Although it is highly unlikely that Shoeless Joe Jackson will be walking out of the remaining woods near Olhava anytime soon, the question we’d like to put to everyone who opposes big box business is simple.
If they build it, will you come?
This is an easy one to answer right off the bat but could become more difficult if the current economic trend of this state continues. Can you resist low prices on what typically amounts to lesser merchandise in a pinch?
That’s exactly what North Kitsap residents will likely be faced with at Olhava. If you already skip by your local businesses enroute to Silverdale, Bremerton and Seattle, Olhava’s offerings will just mean less driving.
If you’re dead set against the big boxes (Wal-Mart, Costco, and the like) and don’t shop there now, chances are your habits won’t change if a Sam’s Club opens up the street on Finn Hill. Right?
On Jan. 15, this paper encouraged the city to support the work at Olhava. To support the big box tenant, that is thus far unnamed. We also urged the community to welcome it with “open arms.” After doing some additional research and, yes, some soul searching, it has become clear that we were wrong — and we’re not too big to admit this.
Better to be wrong than hypocritical.
Wal-Mart and the like are not what we like to call a “good fit” for Poulsbo. They do not support the ideas that our paper has supported for more than 100 years — those of small businesses. Your businesses.
They have a tendency to change the entire financial make-up of towns, communities and, yes, even counties. History has shown us that the nature of the “big box” is to envelop all the little boxes.
However, whether they fit or don’t fit our concept of community, it is important to note that the future of Olhava is resting on what their associates call, “anchor tenants.” For Olhava Associates, this tenant or tenants represent a reward of sorts for its decade-long struggle in Poulsbo.
Now, the die is cast though and small business in North Kitsap may never be the same. A big box may very well land at Olhava. And, if it’s a Wal-Mart, folks will likely rise up against it. But then what?
Will they also rise up against Costco, Mervyns, Target and whoever else wants to locate here? Can North Kitsap fight them all off?

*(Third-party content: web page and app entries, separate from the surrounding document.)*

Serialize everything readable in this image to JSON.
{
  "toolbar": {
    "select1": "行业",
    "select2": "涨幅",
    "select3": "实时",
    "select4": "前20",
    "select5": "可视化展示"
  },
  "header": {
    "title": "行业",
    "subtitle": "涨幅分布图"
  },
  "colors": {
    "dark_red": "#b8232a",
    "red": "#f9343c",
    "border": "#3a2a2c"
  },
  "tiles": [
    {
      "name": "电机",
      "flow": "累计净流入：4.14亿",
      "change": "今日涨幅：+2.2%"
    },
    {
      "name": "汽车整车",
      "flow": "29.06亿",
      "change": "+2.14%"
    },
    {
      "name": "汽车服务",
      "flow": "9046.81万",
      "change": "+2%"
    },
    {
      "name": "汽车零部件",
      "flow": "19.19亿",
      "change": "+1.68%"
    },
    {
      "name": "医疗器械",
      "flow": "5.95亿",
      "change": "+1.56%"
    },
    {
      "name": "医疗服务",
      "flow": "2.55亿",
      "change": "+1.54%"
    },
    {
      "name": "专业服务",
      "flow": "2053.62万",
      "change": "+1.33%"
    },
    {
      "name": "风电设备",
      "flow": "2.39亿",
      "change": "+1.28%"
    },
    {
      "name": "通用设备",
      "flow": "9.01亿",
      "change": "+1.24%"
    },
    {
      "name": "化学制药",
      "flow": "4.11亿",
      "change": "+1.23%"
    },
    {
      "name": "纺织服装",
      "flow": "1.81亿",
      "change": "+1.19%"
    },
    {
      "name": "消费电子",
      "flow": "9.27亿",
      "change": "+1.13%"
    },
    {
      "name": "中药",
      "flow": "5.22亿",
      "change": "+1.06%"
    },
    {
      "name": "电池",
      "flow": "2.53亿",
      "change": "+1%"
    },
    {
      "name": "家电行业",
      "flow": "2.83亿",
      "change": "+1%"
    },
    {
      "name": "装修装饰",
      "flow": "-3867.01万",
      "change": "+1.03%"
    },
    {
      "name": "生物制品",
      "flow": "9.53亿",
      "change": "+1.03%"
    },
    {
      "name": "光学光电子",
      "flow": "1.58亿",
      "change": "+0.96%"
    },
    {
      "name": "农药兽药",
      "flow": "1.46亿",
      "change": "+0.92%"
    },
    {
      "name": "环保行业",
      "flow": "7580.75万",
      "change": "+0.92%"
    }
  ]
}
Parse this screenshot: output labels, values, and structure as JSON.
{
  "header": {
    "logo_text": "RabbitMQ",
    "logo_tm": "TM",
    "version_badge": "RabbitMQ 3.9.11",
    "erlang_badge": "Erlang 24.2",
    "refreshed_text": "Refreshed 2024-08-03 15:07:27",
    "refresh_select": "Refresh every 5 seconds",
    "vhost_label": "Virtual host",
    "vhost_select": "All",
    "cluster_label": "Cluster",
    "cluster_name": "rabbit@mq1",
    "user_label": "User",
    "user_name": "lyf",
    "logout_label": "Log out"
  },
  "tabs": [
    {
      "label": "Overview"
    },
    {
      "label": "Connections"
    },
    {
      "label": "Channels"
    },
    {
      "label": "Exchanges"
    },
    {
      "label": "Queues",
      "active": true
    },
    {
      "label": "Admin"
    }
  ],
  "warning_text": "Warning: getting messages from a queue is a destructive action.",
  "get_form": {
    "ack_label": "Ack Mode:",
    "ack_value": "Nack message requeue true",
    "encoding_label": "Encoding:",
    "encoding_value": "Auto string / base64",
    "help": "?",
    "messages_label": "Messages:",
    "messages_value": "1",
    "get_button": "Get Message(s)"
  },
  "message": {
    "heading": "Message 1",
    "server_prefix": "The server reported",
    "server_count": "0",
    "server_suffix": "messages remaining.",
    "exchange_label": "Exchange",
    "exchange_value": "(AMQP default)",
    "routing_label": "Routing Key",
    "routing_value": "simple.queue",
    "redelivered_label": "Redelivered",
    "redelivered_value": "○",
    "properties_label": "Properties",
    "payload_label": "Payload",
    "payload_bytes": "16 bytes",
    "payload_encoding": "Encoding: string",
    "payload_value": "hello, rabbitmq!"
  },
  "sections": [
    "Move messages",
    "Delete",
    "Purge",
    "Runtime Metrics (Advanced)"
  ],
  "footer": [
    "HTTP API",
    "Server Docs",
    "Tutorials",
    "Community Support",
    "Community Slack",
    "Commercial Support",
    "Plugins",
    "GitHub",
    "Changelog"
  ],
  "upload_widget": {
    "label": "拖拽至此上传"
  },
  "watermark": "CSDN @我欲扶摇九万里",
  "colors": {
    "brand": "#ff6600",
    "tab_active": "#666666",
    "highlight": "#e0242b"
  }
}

We’re not sure. What we are sure about is Olhava is now a fact of life. And while it is giving birth to an Olympic College branch campus, higher education isn’t the only thing this womb has in store for us.
In fact, OC is just 20 acres of the 216-acres of development planned at Olhava. That means 196 acres of everything from new houses and apartments to small and big box businesses are on the way.
Poulsbo and North Kitsap will be in for changes but then again to think a community will never change over time is unrealistic.
We are confident that the city council, engineering, public works and planning departments are doing their best to accommodate the growth of Little Norway. We know they have the best interests of North Kitsap in mind and hope they are wise as Olhava develops.
Even with the changes in the wind, does one big box mean that all else is lost? And more importantly, if they build it, will you come?